Automatic Temperature Measurement in the “New Normal” Era Using Kawasaki’s Collaborative Robot, "duAro"
In 2020, the novel coronavirus (COVID-19) severely impacted the world while bringing many societal needs to light in its wake. In the era of the “new normal,” where virtual contact and social distancing are required, the number of workplaces where robots could play an active role is increasing.
COVID-19 Pandemic Reforms the Way Robots Work
Milton Gary, president of the International Federation of Robotics Associations (IFR), predicts robots will play a large role in the “new normal.” "Robotics manufacturers will respond to increasing demand for new applications and solutions under development," Gary says.
In the medical field, for example, the number of robots engaged in drug delivery, sterilization and disinfection has increased since the pandemic began. Robots that perform hospitality services such as unmanned security, automatic cleaning, guidance and serving are being implemented one after the other. Wakin Yakiniku introduced a serving robot "PEANUT" (Keenon Robotics), JOYSOUND for karaoke and "Robophone" (Sharp) at the reception desk of a hotel. At the Shinagawa Ward office, the first robot in charge of a window, "Robocott" (Takerobo) was installed in 23 wards. As our society changes, robots evolve to meet its needs.

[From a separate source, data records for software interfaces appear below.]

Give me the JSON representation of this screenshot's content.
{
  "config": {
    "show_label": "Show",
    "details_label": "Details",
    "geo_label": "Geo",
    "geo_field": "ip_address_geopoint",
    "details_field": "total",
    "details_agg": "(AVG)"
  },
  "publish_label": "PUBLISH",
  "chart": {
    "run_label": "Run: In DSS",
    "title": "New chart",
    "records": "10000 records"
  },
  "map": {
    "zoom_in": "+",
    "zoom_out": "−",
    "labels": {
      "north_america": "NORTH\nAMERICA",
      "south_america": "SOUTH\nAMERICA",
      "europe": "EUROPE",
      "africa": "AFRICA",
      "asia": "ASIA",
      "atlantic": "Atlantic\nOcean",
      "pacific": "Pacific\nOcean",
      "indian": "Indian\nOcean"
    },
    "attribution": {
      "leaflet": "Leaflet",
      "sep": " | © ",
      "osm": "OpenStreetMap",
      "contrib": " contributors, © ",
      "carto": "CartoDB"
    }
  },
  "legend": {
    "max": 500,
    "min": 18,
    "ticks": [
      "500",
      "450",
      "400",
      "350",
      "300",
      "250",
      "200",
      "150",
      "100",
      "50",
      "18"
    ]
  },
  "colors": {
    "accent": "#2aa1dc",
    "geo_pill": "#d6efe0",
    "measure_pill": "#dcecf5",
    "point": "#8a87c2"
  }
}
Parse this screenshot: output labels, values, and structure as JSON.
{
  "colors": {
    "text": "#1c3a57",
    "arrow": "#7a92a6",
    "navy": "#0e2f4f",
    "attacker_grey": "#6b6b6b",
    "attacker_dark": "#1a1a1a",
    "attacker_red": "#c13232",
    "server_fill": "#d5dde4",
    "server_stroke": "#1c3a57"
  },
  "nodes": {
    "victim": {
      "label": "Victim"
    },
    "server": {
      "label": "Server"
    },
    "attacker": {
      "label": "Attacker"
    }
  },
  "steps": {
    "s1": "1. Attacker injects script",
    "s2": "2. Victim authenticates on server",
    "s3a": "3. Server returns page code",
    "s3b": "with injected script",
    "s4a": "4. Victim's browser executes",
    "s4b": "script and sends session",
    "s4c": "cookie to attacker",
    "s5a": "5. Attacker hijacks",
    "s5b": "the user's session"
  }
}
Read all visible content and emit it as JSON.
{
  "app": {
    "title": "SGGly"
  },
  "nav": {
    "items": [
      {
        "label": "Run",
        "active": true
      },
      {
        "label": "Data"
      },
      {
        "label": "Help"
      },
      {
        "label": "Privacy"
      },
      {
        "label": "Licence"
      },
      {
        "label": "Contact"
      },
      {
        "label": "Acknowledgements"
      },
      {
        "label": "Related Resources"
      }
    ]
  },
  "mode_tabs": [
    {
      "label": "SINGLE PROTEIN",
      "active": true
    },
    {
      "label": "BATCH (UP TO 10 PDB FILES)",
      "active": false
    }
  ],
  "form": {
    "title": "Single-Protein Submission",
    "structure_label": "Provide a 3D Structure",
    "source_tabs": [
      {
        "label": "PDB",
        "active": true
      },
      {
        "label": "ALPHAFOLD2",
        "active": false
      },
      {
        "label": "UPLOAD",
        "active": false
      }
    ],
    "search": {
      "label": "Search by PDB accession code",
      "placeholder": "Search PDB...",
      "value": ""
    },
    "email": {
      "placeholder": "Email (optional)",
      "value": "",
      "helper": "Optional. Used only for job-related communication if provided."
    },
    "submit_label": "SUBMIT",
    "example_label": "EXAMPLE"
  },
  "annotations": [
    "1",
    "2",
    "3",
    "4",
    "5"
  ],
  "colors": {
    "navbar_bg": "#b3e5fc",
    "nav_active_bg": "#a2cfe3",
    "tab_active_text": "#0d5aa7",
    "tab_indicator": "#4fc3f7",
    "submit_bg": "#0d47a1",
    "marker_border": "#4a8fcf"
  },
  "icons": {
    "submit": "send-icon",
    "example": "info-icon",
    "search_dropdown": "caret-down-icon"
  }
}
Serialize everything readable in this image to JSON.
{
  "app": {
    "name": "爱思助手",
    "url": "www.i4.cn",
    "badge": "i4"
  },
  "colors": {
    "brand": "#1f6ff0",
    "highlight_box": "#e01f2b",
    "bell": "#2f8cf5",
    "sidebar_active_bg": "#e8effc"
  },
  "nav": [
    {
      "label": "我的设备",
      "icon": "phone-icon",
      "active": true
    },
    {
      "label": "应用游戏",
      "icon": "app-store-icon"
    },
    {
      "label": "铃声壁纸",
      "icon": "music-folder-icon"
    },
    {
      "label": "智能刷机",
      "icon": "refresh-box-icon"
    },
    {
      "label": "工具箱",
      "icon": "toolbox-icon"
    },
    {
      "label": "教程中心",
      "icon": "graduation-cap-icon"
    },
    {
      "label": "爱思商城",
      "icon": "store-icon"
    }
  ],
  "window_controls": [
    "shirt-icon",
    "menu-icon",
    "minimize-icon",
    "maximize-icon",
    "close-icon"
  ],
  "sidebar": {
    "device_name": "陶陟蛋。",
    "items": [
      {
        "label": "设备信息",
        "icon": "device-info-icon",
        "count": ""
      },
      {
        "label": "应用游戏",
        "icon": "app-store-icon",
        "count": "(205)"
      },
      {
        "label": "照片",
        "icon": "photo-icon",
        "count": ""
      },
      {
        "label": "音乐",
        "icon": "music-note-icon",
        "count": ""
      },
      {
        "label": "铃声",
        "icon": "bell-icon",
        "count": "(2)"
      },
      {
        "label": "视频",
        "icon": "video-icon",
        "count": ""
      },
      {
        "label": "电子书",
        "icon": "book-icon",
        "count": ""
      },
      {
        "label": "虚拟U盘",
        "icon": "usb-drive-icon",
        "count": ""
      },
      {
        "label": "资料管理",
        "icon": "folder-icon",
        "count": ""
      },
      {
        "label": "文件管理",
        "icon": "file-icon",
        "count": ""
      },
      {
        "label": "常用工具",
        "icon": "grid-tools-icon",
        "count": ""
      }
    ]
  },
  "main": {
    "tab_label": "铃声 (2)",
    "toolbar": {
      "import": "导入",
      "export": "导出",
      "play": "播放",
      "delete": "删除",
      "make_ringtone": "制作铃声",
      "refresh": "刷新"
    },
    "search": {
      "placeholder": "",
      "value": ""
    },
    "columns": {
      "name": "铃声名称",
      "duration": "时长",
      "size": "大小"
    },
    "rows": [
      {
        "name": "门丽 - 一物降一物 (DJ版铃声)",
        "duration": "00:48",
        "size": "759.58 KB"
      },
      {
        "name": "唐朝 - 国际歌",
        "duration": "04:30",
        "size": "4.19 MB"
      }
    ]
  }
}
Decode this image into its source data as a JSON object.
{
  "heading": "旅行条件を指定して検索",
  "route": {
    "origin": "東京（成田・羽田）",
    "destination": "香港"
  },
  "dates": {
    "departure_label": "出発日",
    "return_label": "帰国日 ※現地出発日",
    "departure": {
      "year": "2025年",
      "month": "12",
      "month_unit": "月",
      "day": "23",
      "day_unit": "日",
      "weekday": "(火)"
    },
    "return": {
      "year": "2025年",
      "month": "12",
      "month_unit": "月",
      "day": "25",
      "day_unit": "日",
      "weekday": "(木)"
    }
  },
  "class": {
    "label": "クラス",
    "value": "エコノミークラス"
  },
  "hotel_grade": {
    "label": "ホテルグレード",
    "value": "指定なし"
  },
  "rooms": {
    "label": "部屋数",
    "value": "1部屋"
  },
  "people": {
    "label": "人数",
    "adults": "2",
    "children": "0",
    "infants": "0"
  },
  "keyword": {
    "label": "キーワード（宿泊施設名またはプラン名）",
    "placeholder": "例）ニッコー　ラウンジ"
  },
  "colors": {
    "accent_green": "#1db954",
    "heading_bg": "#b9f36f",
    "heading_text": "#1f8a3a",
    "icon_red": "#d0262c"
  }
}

To better understand the different uses for robots, the Ministry of Economy, Trade and Industry classifies robots into "industrial" and "non-industrial" categories. The ones that are active in serving meals, guiding, and guarding are so-called “service robots” for non-industrial use. In a new society, however, it will be impossible to draw a simple line between a robot that makes things and robot that doesn't make things. Just by changing attachments and software, robots that can move around the workplace flexibly have been created, and will be able to accomplish many different types of tasks.
Kawasaki Collaborative Robot, duAro, Crosses Borders
Kawasaki Heavy Industries, Ltd. has been leading the world of industrial robots for more than 50 years. To meet the needs of the evolving manufacturing industry, Kawasaki developed the duAro collaborative robot. Kawasaki’s duAro was born as a semi-humanoid robot that works not only as a substitute for a person, but can also work alongside a person.
duAro’s compact, mobile, two-arm design takes up the same amount of space as one person. These factors, as well as its ease of programming, have made duAro easy to introduce at manufacturing sites that may not have automated before.
One of duAro’s strengths is its ability to respond to needs that conventional industrial robots have had difficulty responding to, including changing product varieties and small-batch manufacturing. Since duAro’s launch in 2015, the robot has been used in a wide range of industries, including electronics, food and cosmetics. Now, by making use of its dexterous arms and the ability to coexist with people, the robot is being utilized in fields other than manufacturing.
Conducting Fully Automatic, No-Contact Temperature Checks
In order to prevent the spread of new COVID-19 infections, many businesses and workplaces are currently conducting temperature checks before employees and visitors enter their premises. In the summer of 2020, a temperature-taking duAro was launched to meet this need. It has already been implemented at the reception desk of "Kobe Marine Museum Kawasaki World" (Hyogo and Kobe) and "Kawasaki Robostation" (Odaiba, Tokyo).
When a visitor puts his hand close to the sensor, duAro responds immediately. The robot’s right hand is equipped with a temperature sensor, which it uses to measure the visitor’s temperature according to the height of their forehead. If the visitor’s body temperature is below the specified value, the robot can raise the bar on its left hand and let them go in. If the visitor’s body temperature exceeds the specified value, they cannot enter without talking to a person in charge. All of these actions are no-contact, minimizing the risk of infection.
Safely Coexisting with People
One of the reasons duAro can be used in this type of application is the robust safety considerations unique to the duAro series. Developed as a collaborative robot that works alongside people, the duAro's arms are covered with a soft urethane cushion to prevent injury in the event of a collision. In addition, upon contact, the robot detects a collision and immediately stops any movement. duAro is designed to protect the user in any situation.
As a pioneer in the field of industrial robots in Japan, Kawasaki Heavy Industries developed the duAro. This flexible collaborative robot is a part of the next era of robotics aimed at a future where robots coexist with people. The duAro may be given the role of connecting the two worlds of industrial and non-industrial fields; people and machines.
Note:In 2009, the number increased from 1,021,000 to 2,722,000 in 2019. (International Federation of Robotics "World Robotics 2019")
- 'World Robotics Report 2020' (International Federation of Robots)
- 'Tokoton Yasashii Robot Book' (Compiled under the supervision of the Japan Robot Association, published by the Nikkan Kogyo Shimbun)
- 'Augmented: Life in the Smart Lane' (Written by Brett King, published by Toyo Keizai Shimbun)
- Kevin Kelly, "Better Than Human: Why Robots Will - And Must - Take Our Jobs" Wired, December 24, 2014
- Source: "Next Generation Robot Vision Conference" (2004), Ministry of Economy, Trade and Industry